[Entries from a dataset of interfaces]
★ ★ ★

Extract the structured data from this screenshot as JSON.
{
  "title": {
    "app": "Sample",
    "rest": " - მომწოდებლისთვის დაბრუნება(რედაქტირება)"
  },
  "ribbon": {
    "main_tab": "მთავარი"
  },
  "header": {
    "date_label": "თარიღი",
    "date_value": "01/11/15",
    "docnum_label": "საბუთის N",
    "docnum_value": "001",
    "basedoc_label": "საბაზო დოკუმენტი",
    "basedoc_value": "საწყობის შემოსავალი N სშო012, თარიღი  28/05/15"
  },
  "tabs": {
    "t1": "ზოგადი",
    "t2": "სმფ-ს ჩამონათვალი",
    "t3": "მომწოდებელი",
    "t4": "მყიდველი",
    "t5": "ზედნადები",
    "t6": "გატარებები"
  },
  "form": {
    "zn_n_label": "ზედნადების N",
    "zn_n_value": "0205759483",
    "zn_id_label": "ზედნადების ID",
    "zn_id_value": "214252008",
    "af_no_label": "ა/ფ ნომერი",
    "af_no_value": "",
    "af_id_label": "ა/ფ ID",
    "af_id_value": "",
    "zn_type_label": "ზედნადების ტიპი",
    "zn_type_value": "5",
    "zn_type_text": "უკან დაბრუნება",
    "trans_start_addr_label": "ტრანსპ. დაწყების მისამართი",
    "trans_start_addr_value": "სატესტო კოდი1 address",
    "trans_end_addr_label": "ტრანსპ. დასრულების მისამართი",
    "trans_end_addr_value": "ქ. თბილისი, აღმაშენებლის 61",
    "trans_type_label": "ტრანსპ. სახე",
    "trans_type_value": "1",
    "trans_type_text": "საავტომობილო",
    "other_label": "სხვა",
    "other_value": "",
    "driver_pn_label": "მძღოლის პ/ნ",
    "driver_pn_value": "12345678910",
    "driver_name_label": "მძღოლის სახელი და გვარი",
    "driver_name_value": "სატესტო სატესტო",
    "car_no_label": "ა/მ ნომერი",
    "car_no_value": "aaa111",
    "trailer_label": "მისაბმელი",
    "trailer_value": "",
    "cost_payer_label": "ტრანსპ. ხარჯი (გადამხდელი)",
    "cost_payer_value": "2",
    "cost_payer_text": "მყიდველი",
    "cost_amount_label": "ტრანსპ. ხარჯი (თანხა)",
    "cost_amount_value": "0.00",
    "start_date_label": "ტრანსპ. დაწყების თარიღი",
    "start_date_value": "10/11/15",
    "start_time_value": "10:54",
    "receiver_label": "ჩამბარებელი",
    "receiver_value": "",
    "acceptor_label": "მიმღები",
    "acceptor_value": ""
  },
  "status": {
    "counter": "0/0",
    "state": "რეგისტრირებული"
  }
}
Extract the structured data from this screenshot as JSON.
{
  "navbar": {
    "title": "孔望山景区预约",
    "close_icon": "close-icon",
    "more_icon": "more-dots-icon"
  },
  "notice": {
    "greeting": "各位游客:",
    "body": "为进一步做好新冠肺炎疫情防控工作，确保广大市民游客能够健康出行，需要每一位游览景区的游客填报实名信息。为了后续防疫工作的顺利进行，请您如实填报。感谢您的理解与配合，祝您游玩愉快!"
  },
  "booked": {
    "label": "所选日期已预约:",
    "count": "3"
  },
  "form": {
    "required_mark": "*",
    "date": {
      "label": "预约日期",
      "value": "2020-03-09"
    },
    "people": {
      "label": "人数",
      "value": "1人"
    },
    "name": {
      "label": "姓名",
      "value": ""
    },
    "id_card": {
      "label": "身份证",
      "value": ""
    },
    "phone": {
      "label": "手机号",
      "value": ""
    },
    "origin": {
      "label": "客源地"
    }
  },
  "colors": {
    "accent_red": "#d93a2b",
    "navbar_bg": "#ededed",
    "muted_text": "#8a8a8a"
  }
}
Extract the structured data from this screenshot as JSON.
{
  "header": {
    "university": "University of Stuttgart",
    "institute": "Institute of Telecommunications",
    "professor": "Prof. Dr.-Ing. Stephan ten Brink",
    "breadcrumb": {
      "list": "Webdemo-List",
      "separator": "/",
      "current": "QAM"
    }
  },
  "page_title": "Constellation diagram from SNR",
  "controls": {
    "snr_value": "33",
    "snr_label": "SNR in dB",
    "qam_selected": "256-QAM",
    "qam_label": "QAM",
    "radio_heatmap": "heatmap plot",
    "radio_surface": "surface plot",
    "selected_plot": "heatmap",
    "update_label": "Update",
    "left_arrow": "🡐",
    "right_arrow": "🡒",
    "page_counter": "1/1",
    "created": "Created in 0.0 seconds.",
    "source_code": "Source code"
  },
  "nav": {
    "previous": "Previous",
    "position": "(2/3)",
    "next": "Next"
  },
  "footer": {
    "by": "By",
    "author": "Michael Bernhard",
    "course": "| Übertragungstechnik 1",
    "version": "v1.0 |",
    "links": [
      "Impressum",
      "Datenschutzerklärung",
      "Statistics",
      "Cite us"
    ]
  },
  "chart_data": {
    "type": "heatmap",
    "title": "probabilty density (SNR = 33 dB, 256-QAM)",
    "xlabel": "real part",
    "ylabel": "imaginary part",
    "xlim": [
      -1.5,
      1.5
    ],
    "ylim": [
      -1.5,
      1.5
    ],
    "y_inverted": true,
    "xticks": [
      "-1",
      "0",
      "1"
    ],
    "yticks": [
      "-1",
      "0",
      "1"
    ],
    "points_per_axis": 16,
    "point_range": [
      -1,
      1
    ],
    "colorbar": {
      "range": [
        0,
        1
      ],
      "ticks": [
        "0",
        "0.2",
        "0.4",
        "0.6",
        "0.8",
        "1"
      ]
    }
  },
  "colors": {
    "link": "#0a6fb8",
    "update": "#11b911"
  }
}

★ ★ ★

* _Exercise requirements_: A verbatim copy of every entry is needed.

* _Result of the exercise_:
Extract the structured data from this screenshot as JSON.
{
  "title": {
    "app": "Sample",
    "rest": " - მომწოდებლისთვის დაბრუნება(რედაქტირება)"
  },
  "ribbon": {
    "main_tab": "მთავარი"
  },
  "header": {
    "date_label": "თარიღი",
    "date_value": "01/11/15",
    "docnum_label": "საბუთის N",
    "docnum_value": "001",
    "basedoc_label": "საბაზო დოკუმენტი",
    "basedoc_value": "საწყობის შემოსავალი N სშო012, თარიღი  28/05/15"
  },
  "tabs": {
    "t1": "ზოგადი",
    "t2": "სმფ-ს ჩამონათვალი",
    "t3": "მომწოდებელი",
    "t4": "მყიდველი",
    "t5": "ზედნადები",
    "t6": "გატარებები"
  },
  "form": {
    "zn_n_label": "ზედნადების N",
    "zn_n_value": "0205759483",
    "zn_id_label": "ზედნადების ID",
    "zn_id_value": "214252008",
    "af_no_label": "ა/ფ ნომერი",
    "af_no_value": "",
    "af_id_label": "ა/ფ ID",
    "af_id_value": "",
    "zn_type_label": "ზედნადების ტიპი",
    "zn_type_value": "5",
    "zn_type_text": "უკან დაბრუნება",
    "trans_start_addr_label": "ტრანსპ. დაწყების მისამართი",
    "trans_start_addr_value": "სატესტო კოდი1 address",
    "trans_end_addr_label": "ტრანსპ. დასრულების მისამართი",
    "trans_end_addr_value": "ქ. თბილისი, აღმაშენებლის 61",
    "trans_type_label": "ტრანსპ. სახე",
    "trans_type_value": "1",
    "trans_type_text": "საავტომობილო",
    "other_label": "სხვა",
    "other_value": "",
    "driver_pn_label": "მძღოლის პ/ნ",
    "driver_pn_value": "12345678910",
    "driver_name_label": "მძღოლის სახელი და გვარი",
    "driver_name_value": "სატესტო სატესტო",
    "car_no_label": "ა/მ ნომერი",
    "car_no_value": "aaa111",
    "trailer_label": "მისაბმელი",
    "trailer_value": "",
    "cost_payer_label": "ტრანსპ. ხარჯი (გადამხდელი)",
    "cost_payer_value": "2",
    "cost_payer_text": "მყიდველი",
    "cost_amount_label": "ტრანსპ. ხარჯი (თანხა)",
    "cost_amount_value": "0.00",
    "start_date_label": "ტრანსპ. დაწყების თარიღი",
    "start_date_value": "10/11/15",
    "start_time_value": "10:54",
    "receiver_label": "ჩამბარებელი",
    "receiver_value": "",
    "acceptor_label": "მიმღები",
    "acceptor_value": ""
  },
  "status": {
    "counter": "0/0",
    "state": "რეგისტრირებული"
  }
}
Extract the structured data from this screenshot as JSON.
{
  "navbar": {
    "title": "孔望山景区预约",
    "close_icon": "close-icon",
    "more_icon": "more-dots-icon"
  },
  "notice": {
    "greeting": "各位游客:",
    "body": "为进一步做好新冠肺炎疫情防控工作，确保广大市民游客能够健康出行，需要每一位游览景区的游客填报实名信息。为了后续防疫工作的顺利进行，请您如实填报。感谢您的理解与配合，祝您游玩愉快!"
  },
  "booked": {
    "label": "所选日期已预约:",
    "count": "3"
  },
  "form": {
    "required_mark": "*",
    "date": {
      "label": "预约日期",
      "value": "2020-03-09"
    },
    "people": {
      "label": "人数",
      "value": "1人"
    },
    "name": {
      "label": "姓名",
      "value": ""
    },
    "id_card": {
      "label": "身份证",
      "value": ""
    },
    "phone": {
      "label": "手机号",
      "value": ""
    },
    "origin": {
      "label": "客源地"
    }
  },
  "colors": {
    "accent_red": "#d93a2b",
    "navbar_bg": "#ededed",
    "muted_text": "#8a8a8a"
  }
}
Extract the structured data from this screenshot as JSON.
{
  "header": {
    "university": "University of Stuttgart",
    "institute": "Institute of Telecommunications",
    "professor": "Prof. Dr.-Ing. Stephan ten Brink",
    "breadcrumb": {
      "list": "Webdemo-List",
      "separator": "/",
      "current": "QAM"
    }
  },
  "page_title": "Constellation diagram from SNR",
  "controls": {
    "snr_value": "33",
    "snr_label": "SNR in dB",
    "qam_selected": "256-QAM",
    "qam_label": "QAM",
    "radio_heatmap": "heatmap plot",
    "radio_surface": "surface plot",
    "selected_plot": "heatmap",
    "update_label": "Update",
    "left_arrow": "🡐",
    "right_arrow": "🡒",
    "page_counter": "1/1",
    "created": "Created in 0.0 seconds.",
    "source_code": "Source code"
  },
  "nav": {
    "previous": "Previous",
    "position": "(2/3)",
    "next": "Next"
  },
  "footer": {
    "by": "By",
    "author": "Michael Bernhard",
    "course": "| Übertragungstechnik 1",
    "version": "v1.0 |",
    "links": [
      "Impressum",
      "Datenschutzerklärung",
      "Statistics",
      "Cite us"
    ]
  },
  "chart_data": {
    "type": "heatmap",
    "title": "probabilty density (SNR = 33 dB, 256-QAM)",
    "xlabel": "real part",
    "ylabel": "imaginary part",
    "xlim": [
      -1.5,
      1.5
    ],
    "ylim": [
      -1.5,
      1.5
    ],
    "y_inverted": true,
    "xticks": [
      "-1",
      "0",
      "1"
    ],
    "yticks": [
      "-1",
      "0",
      "1"
    ],
    "points_per_axis": 16,
    "point_range": [
      -1,
      1
    ],
    "colorbar": {
      "range": [
        0,
        1
      ],
      "ticks": [
        "0",
        "0.2",
        "0.4",
        "0.6",
        "0.8",
        "1"
      ]
    }
  },
  "colors": {
    "link": "#0a6fb8",
    "update": "#11b911"
  }
}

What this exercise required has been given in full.